Herbs For Poultry Dishes
Thyme • Sage • Oregano • Rosemary • Tarragon • Lemon Thyme
Herbs For Fish
Dill • Parsley • Fennel • Garlic • Bay • Lemon Basil
Herbs For Vegetables
Tarragon • Dill • Garlic • Chives • Savory • Thyme • Mint • Basil • Chervil
Herbs For Meat Dishes
Rosemary • Bay • Oregano • Marjoram • Mint • Parsley • Sage • Horseradish
Angelica • Mint • Rose Petals • Rose Hips
Some perennial herbs, such as horseradish and many members of the mint family, are a bit too invasive to plant directly in the soil of your kitchen garden. So instead, plant invasive herbs in attractive containers and place the containers in a appropriate growing spot nearby. I grow many mints: spearmint, peppermint, apple mint, orange mint, chocolate mint, etc…and enjoy drying the chocolate mint leaves and then grinding and adding them to my morning coffee.
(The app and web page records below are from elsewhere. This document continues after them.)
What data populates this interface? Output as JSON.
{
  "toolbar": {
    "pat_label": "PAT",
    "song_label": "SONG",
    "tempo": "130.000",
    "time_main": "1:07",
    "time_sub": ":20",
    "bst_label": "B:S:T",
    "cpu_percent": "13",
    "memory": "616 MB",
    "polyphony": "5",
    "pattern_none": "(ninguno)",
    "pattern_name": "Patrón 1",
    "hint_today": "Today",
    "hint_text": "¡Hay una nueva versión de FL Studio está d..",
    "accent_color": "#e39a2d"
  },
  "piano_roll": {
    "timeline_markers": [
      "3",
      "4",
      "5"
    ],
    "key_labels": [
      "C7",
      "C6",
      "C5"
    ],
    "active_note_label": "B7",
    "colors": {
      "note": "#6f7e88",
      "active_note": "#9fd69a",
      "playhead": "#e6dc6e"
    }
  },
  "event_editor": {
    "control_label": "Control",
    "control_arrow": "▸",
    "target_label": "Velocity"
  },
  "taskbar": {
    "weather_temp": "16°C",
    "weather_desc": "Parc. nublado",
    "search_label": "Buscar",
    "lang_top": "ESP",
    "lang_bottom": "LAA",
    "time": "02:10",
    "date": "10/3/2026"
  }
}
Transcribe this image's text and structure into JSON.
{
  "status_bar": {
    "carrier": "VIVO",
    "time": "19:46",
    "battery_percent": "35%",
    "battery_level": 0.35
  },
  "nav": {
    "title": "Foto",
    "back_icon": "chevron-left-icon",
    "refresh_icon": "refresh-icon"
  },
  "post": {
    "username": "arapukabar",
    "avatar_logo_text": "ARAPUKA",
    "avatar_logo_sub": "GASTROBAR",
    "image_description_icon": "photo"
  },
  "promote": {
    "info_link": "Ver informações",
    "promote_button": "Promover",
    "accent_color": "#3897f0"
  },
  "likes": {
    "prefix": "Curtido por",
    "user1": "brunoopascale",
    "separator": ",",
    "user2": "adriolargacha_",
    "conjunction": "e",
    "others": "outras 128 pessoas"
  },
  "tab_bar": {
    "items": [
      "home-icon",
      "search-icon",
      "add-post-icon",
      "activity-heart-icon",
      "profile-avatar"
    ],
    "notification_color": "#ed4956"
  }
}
Other perennial herbs, such as rosemary, bay and lemon verbena, are not winter hardy here in New England, so grow these and other tender herbs in containers that can be set out in the garden during the frost-free growing season and then overwinter in a sunny indoor location. So there you have it. I hope you’ll consider adding a kitchen garden when you’re planning your garden this year.. you won’t be sorry!
Have fun this Memorial weekend everyone & stay safe.